[Excerpts from an interface dataset]
*** Block opens ***
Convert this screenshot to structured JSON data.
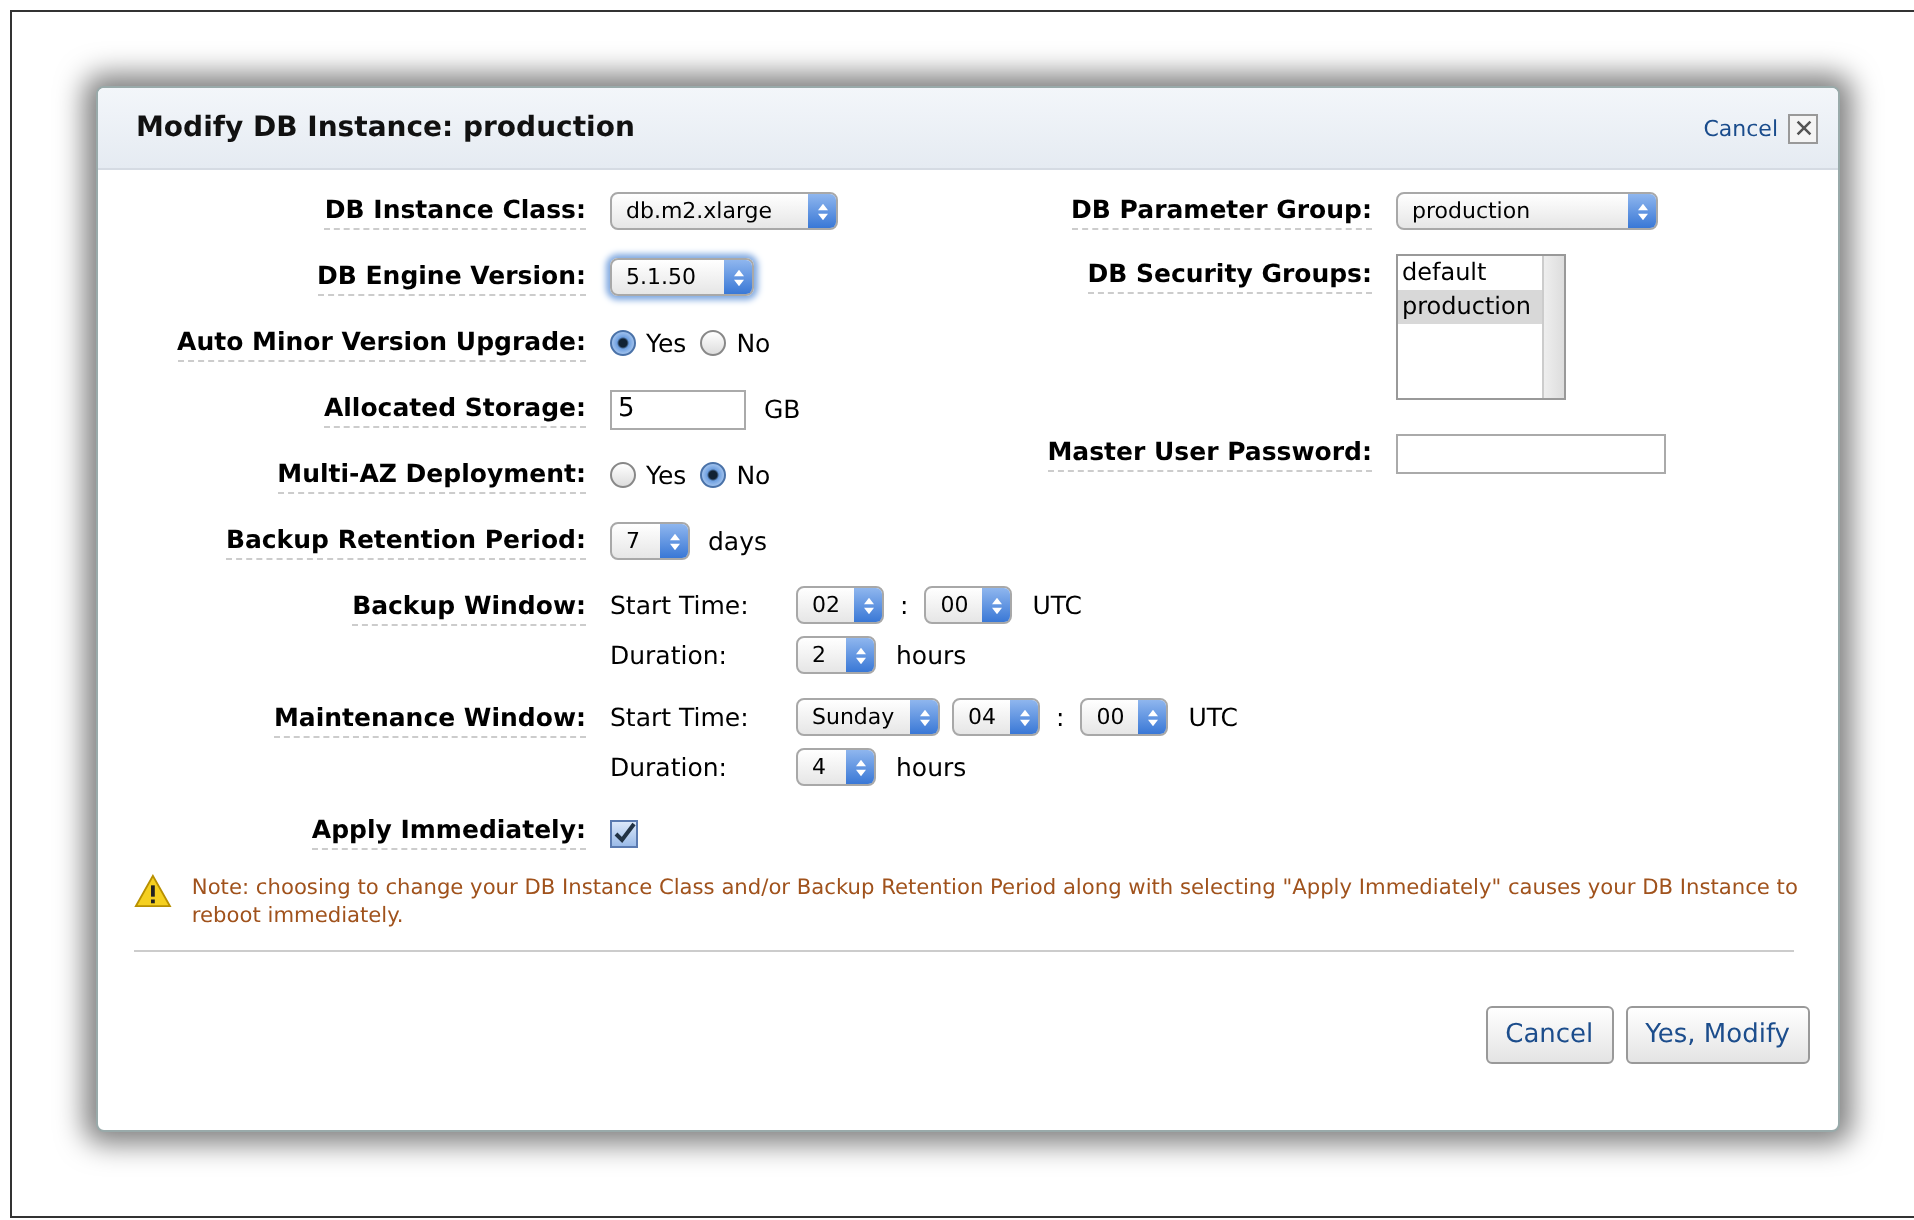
{
  "dialog": {
    "title": "Modify DB Instance: production",
    "close_link": "Cancel"
  },
  "left_fields": [
    {
      "kind": "select",
      "label": "DB Instance Class:",
      "value": "db.m2.xlarge",
      "focused": false
    },
    {
      "kind": "select",
      "label": "DB Engine Version:",
      "value": "5.1.50",
      "focused": true
    },
    {
      "kind": "radio",
      "label": "Auto Minor Version Upgrade:",
      "options": [
        {
          "label": "Yes",
          "selected": true
        },
        {
          "label": "No",
          "selected": false
        }
      ]
    },
    {
      "kind": "text",
      "label": "Allocated Storage:",
      "value": "5",
      "unit": "GB"
    },
    {
      "kind": "radio",
      "label": "Multi-AZ Deployment:",
      "options": [
        {
          "label": "Yes",
          "selected": false
        },
        {
          "label": "No",
          "selected": true
        }
      ]
    },
    {
      "kind": "select",
      "label": "Backup Retention Period:",
      "value": "7",
      "unit": "days",
      "focused": false
    },
    {
      "kind": "window",
      "label": "Backup Window:",
      "rows": [
        {
          "label": "Start Time:",
          "parts": [
            {
              "kind": "select",
              "value": "02"
            },
            {
              "kind": "sep",
              "text": ":"
            },
            {
              "kind": "select",
              "value": "00"
            },
            {
              "kind": "unit",
              "text": "UTC"
            }
          ]
        },
        {
          "label": "Duration:",
          "parts": [
            {
              "kind": "select",
              "value": "2"
            },
            {
              "kind": "unit",
              "text": "hours"
            }
          ]
        }
      ]
    },
    {
      "kind": "window",
      "label": "Maintenance Window:",
      "rows": [
        {
          "label": "Start Time:",
          "parts": [
            {
              "kind": "select",
              "value": "Sunday"
            },
            {
              "kind": "select",
              "value": "04"
            },
            {
              "kind": "sep",
              "text": ":"
            },
            {
              "kind": "select",
              "value": "00"
            },
            {
              "kind": "unit",
              "text": "UTC"
            }
          ]
        },
        {
          "label": "Duration:",
          "parts": [
            {
              "kind": "select",
              "value": "4"
            },
            {
              "kind": "unit",
              "text": "hours"
            }
          ]
        }
      ]
    },
    {
      "kind": "checkbox",
      "label": "Apply Immediately:",
      "checked": true
    }
  ],
  "right_fields": [
    {
      "kind": "select",
      "label": "DB Parameter Group:",
      "value": "production",
      "focused": false
    },
    {
      "kind": "listbox",
      "label": "DB Security Groups:",
      "options": [
        {
          "label": "default",
          "selected": false
        },
        {
          "label": "production",
          "selected": true
        }
      ]
    },
    {
      "kind": "password",
      "label": "Master User Password:"
    }
  ],
  "note": "Note: choosing to change your DB Instance Class and/or Backup Retention Period along with selecting \"Apply Immediately\" causes your DB Instance to reboot immediately.",
  "buttons": [
    "Cancel",
    "Yes, Modify"
  ]
}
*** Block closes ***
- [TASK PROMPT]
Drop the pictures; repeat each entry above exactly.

- [TASK RESPONSE]
Convert this screenshot to structured JSON data.
{
  "dialog": {
    "title": "Modify DB Instance: production",
    "close_link": "Cancel"
  },
  "left_fields": [
    {
      "kind": "select",
      "label": "DB Instance Class:",
      "value": "db.m2.xlarge",
      "focused": false
    },
    {
      "kind": "select",
      "label": "DB Engine Version:",
      "value": "5.1.50",
      "focused": true
    },
    {
      "kind": "radio",
      "label": "Auto Minor Version Upgrade:",
      "options": [
        {
          "label": "Yes",
          "selected": true
        },
        {
          "label": "No",
          "selected": false
        }
      ]
    },
    {
      "kind": "text",
      "label": "Allocated Storage:",
      "value": "5",
      "unit": "GB"
    },
    {
      "kind": "radio",
      "label": "Multi-AZ Deployment:",
      "options": [
        {
          "label": "Yes",
          "selected": false
        },
        {
          "label": "No",
          "selected": true
        }
      ]
    },
    {
      "kind": "select",
      "label": "Backup Retention Period:",
      "value": "7",
      "unit": "days",
      "focused": false
    },
    {
      "kind": "window",
      "label": "Backup Window:",
      "rows": [
        {
          "label": "Start Time:",
          "parts": [
            {
              "kind": "select",
              "value": "02"
            },
            {
              "kind": "sep",
              "text": ":"
            },
            {
              "kind": "select",
              "value": "00"
            },
            {
              "kind": "unit",
              "text": "UTC"
            }
          ]
        },
        {
          "label": "Duration:",
          "parts": [
            {
              "kind": "select",
              "value": "2"
            },
            {
              "kind": "unit",
              "text": "hours"
            }
          ]
        }
      ]
    },
    {
      "kind": "window",
      "label": "Maintenance Window:",
      "rows": [
        {
          "label": "Start Time:",
          "parts": [
            {
              "kind": "select",
              "value": "Sunday"
            },
            {
              "kind": "select",
              "value": "04"
            },
            {
              "kind": "sep",
              "text": ":"
            },
            {
              "kind": "select",
              "value": "00"
            },
            {
              "kind": "unit",
              "text": "UTC"
            }
          ]
        },
        {
          "label": "Duration:",
          "parts": [
            {
              "kind": "select",
              "value": "4"
            },
            {
              "kind": "unit",
              "text": "hours"
            }
          ]
        }
      ]
    },
    {
      "kind": "checkbox",
      "label": "Apply Immediately:",
      "checked": true
    }
  ],
  "right_fields": [
    {
      "kind": "select",
      "label": "DB Parameter Group:",
      "value": "production",
      "focused": false
    },
    {
      "kind": "listbox",
      "label": "DB Security Groups:",
      "options": [
        {
          "label": "default",
          "selected": false
        },
        {
          "label": "production",
          "selected": true
        }
      ]
    },
    {
      "kind": "password",
      "label": "Master User Password:"
    }
  ],
  "note": "Note: choosing to change your DB Instance Class and/or Backup Retention Period along with selecting \"Apply Immediately\" causes your DB Instance to reboot immediately.",
  "buttons": [
    "Cancel",
    "Yes, Modify"
  ]
}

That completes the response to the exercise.